Nation Current Affairs 02 Aug 2018 Culture of banning b ...

Culture of banning books affects free flow of ideas: SC on Malayalam novel ‘Meesha’

DECCAN CHRONICLE. | J VENKATESAN
Published Aug 2, 2018, 7:07 pm IST
Updated Aug 2, 2018, 7:07 pm IST
SC reserved its order on plea seeking direction to delete certain portions from novel as it allegedly defamed temple going Hindu women.
Hindu Aikya Vedi members protest in front of DC books after the publishing house on Wednesday released the book 'Meesha'. (Photo: Twitter | ANI)
 Hindu Aikya Vedi members protest in front of DC books after the publishing house on Wednesday released the book 'Meesha'. (Photo: Twitter | ANI)

New Delhi: The Supreme Court on Thursday made it clear that the culture of banning books was wrong as it affected the free flow of ideas.

A three-judge bench of Chief Justices Dipak Misra and Justices A M Kanwilkar and D Y Chandrachud made this oral observation while hearing a petition demanding a ban on certain excerpts in Malayalam novel ‘Meesha’.

 

The bench reserved its order on the plea filed by Delhi resident N Radhakrishnan, who sought a direction to delete certain portions from a novel by S Hareesh as it allegedly defamed temple going Hindu women.

The Centre and the Kerala government also opposed the petition saying free speech should not be curtailed. This novel - Meesha (moustache) written by S Hareesh was discontinued after protests.

The petitioner has objected to a dialogue between two characters in the novel, which allegedly insults Hindu women. He has also alleged that comments of the author about Brahmins amounted to cattiest or racial slur.

 

Justice Chadrachud told counsel Gopal Sankaranarayanan, appearing for the petitioner “such kind of stuff should not be given undue importance in this age of the Internet. You are making this an issue. It is best forgotten.”

The Centre and the Kerala government also opposed the petition saying free speech should not be curtailed.

Counsel cited the examples of books like “Polyester Prince” and “Satanic Verses” and said they still remain banned. The bench said both were different issues and could not be compared.

 

“We cannot make a virtue of banning those to ban this. Literary work is amenable to criticism. The culture of banning books directly impacts flow of ideas unless it hits Section 292 of Indian Penal Code. The characters are fictional in the book and we have to see the context in which the paras were mentioned”, the CJI added.

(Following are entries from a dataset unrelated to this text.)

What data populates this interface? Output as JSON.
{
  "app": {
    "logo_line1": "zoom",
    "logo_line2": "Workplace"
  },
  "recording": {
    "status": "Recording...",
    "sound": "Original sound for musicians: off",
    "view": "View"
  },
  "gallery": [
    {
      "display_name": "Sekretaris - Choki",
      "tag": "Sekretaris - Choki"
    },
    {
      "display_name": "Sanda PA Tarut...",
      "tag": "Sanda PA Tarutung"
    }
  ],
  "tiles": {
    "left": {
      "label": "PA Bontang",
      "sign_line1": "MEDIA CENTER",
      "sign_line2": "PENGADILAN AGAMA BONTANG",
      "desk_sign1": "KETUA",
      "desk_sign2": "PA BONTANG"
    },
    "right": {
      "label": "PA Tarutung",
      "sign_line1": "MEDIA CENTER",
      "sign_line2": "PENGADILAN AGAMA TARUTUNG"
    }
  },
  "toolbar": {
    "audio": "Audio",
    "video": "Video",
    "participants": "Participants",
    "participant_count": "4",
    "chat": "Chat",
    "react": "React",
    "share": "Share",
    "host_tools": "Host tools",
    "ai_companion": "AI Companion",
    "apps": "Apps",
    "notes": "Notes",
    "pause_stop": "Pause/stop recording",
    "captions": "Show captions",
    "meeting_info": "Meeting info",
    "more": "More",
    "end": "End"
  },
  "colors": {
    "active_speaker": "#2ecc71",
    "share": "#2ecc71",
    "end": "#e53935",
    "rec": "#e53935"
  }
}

When it was brought to the notice of the court that a magazine run by a newspaper had serialised the novel containing the objectionable portions but stopped it after protests, the court asked the newspaper to reply within five days the English translation giving the theme of the book and the three chapters of the book carried by it.

 

The petitioner alleged that the state government, despite having come across an incriminating piece of so-called literary work by an author of a novel in a popular and widely circulated periodical, which is absolutely insulting, derogatory to temple going women, having a cattiest / racist slur had refused to initiate any action against the author or the periodical for hurting the sentiments of the Hindu faith followers.

The petitioner said in the incriminating novel titled as ‘Meesha’ (meaning of ‘Meesha’ in Malayalam is ‘Moustache’), the dialogues are not only defamatory to entire womanhood but also showed the temple going women in bad light.

 

“Unfortunately, the elected Government of State of Kerala, which is duty bound to protect the interest of everyone, did not take necessary steps to stop publication, online sale and dissemination of the novel. Hence, the present petition seeking a ban on the offending portions of the novel.”

...
Location: India, Delhi, New Delhi




ADVERTISEMENT
ADVERTISEMENT
ADVERTISEMENT
ADVERTISEMENT
ADVERTISEMENT